Bringing home a new puppy.
Bringing home your new pet is an exciting time! The decision to add on a new family member may have been an easy one or something you agonized over. Either way, congratulations!
What next? Here are some tips to get your pup started on the right foot and set up a structured routine for success.
1. Diets: The top three brands of dog food we recommendation are Purina ProPlan, Royal Canin, and Hills. These brands are devoted to research and development and undergo rigorous feeding trials to ensure the recipes are complete and balanced. Make sure to match the diet to the size and age of your puppy. i.e.: large breed puppies should be fed large breed puppy formulas. For puppies that weigh 10 pounds or less, we recommend feeding three times per day. You can decrease to twice daily feeding once your pup is over 10 pounds.
2. Crate training: Crates are your friend and your pup's safe place. The right size crate will be just large enough for a dog to stand up, turn around, and lay down. If the crate is too large, it gives pets the opportunity to have an accident on one end and sleep on the other, defeating the purpose of the crate. For this reason, they are a crucial training tool during potty training and housebreaking. You also want to make this a space where they want to spend time by offering high value treats in this space. One great idea is a frozen Kong toy stuffed with peanut butter. The crate should not be used as punishment and they are not a substitute for training.
3. Potty training: Set your pup up for success by making sure they have plenty of opportunities to go outside. A good rule of thumb is to take them out for a potty break every hour per month of age (i.e.: every 2 hours if 2 months old). Make sure to keep a stash of treats on you while on walks or in the yard and praise immediately. High reward treats are especially useful for hard to train or less food motivated pets. The ideal timing for a reward is within 15 seconds of the act. The old wives’ tale of punishing a dog by pushing their nose into the accident pile will only set you backwards as pets do not have the ability to understand this type of rationale. They will know you are upset but not be able to link the accident to the punishment.
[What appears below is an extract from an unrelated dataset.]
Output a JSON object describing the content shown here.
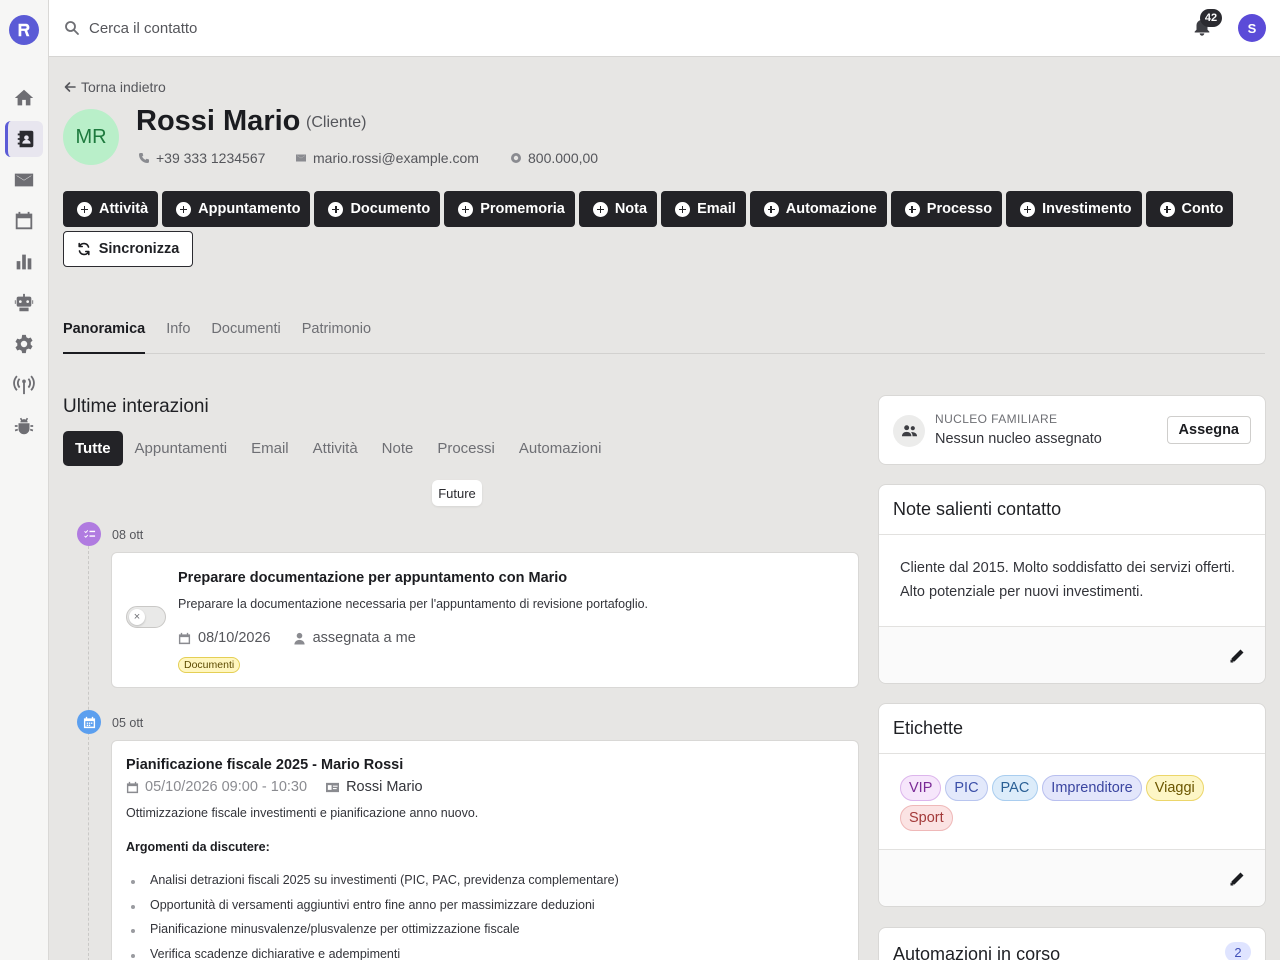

This leads to fear and anxiety but no improvement in training.
Last but not least, set up a new patient appointment for your pup so we can go over vaccine recommendations, heartworm/flea/intestinal parasite prevention, etc. and answer any additional questions that may be lingering!